Backing up the Windows registry Microsoft Windows includes a new feature known as system restore . This great new feature enables a user to backup and restore their important system files from an earlier day. By default this feature automatically creates a backup of the system each day. If you wish to create a restore point of your system follow the below steps. Click Start, Programs, Accessories, System Tools, System Restore Select the option to Create a restore point Click next and follow the remainder steps.
Five primary data types in a Registry. Here are the five primary data types in a Registry. REG_SZ (string value) -- numbers and text REG_MULTI_SZ (string array value) -- numbers and text you can edit but not create REG_EXPAND_SZ (expanded string value) -- usually points to the location of files REG_BINARY (binary values) -- binary data REG_DWORD (DWORD values) -- a hexadecimal data type
How to disable USB storage devices from a computers in the network. Go to -: HKEY_LOCAL_MACHINESYSTEMCurrentControlSetServicesUsbStorStart And set its value to 3-(Enable) , 4 (Disable) It only works if the USB storage driver is already installed. If it has not yet been installed, Windows' plug & play subsystem automatically resets the Start value to 3 (Manual) when it installs USBSTOR after a USB storage device is plugged in for the first time.

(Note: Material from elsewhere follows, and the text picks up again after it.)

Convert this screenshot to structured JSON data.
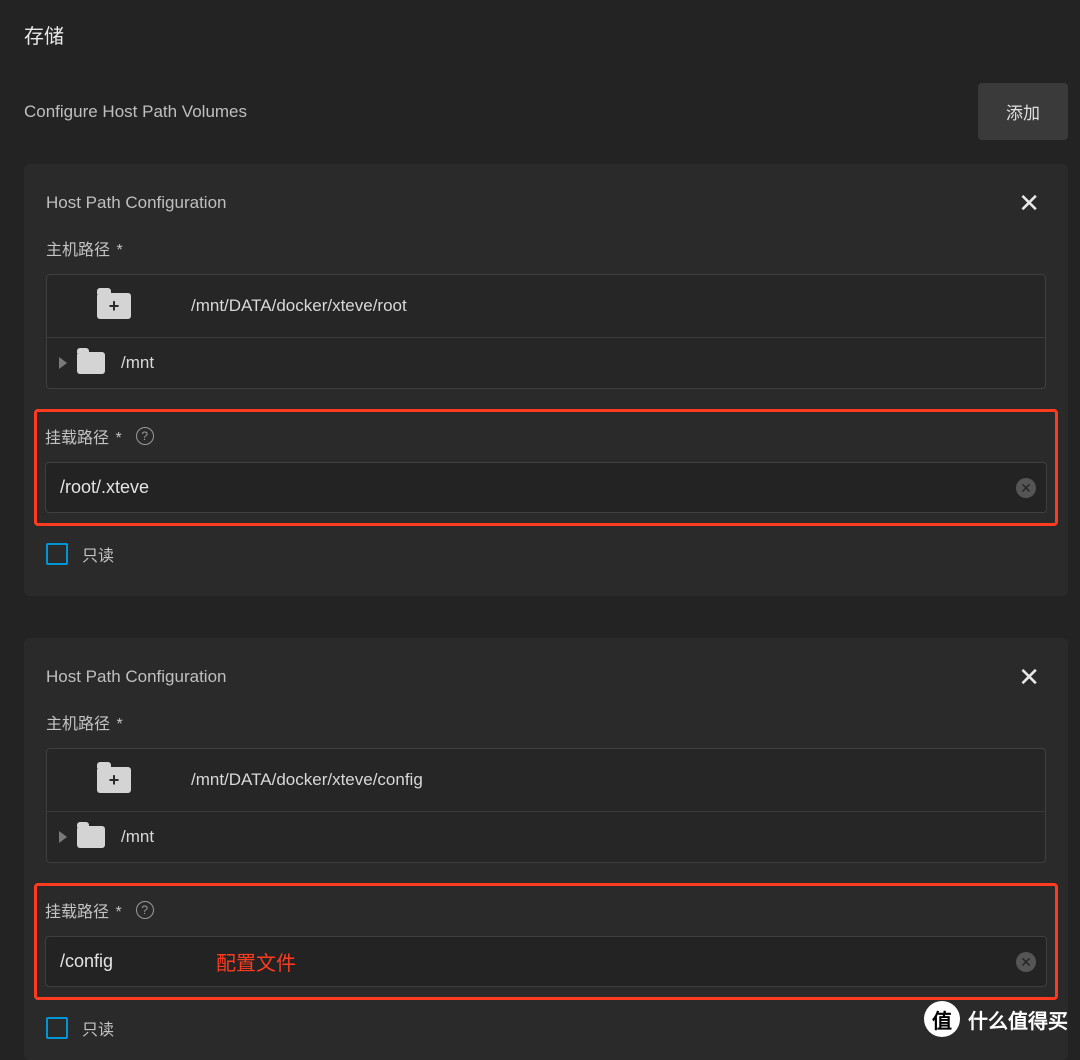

Disable Internet Access (All Windows) Open your registry and find the key below. [HKEY_CURRENT_USERSoftwareMicrosoftWindowsCurrentVersionInternet Settings] Change the value of "ProxyEnable" and set it to "1". Change the value of "ProxyServer" and set it to an IP address and port that is invalid on your network such as "10.0.0.1:5555" (i.e. "IP:Port"). By changing these settings Internet access will be disabled for any applications that rely of the Microsoft proxy server information such as Internet Explorer, Microsoft Office, Opera browser. To stop users from modifying the proxy settings add these restrictions to disable changes to the Internet configuration. Find or create the key below: [HKEY_CURRENT_USERSoftwarePoliciesMicrosoftInternet ExplorerControl Panel] Create two DWORD values named "Connection Settings" and "Connwiz Admin Lock" and set them both to "1". To remove the restriction, set the proxy settings back to their original values and delete the policy values.
Restrict Applications Users Can Run (All Windows) Open your registry and find the key [HKEY_CURRENT_USERSoftwareMicrosoftWindowsCurrentVersion PoliciesExplorer] Create a new DWORD value and name it "RestrictRun" set the value to "1" to enable application restrictions or "0" to allow all applications to run. Then create a new sub-key called [HKEY_CURRENT_USERSoftwareMicrosoftWindowsCurrentVersion PoliciesExplorerRestrictRun] and define the applications that are allowed. Creating a new string value for each application, named as consecutive numbers, and setting the value to the filename to be allowed (e.g. "regedit.exe"). Restart Windows for the changes to take effect.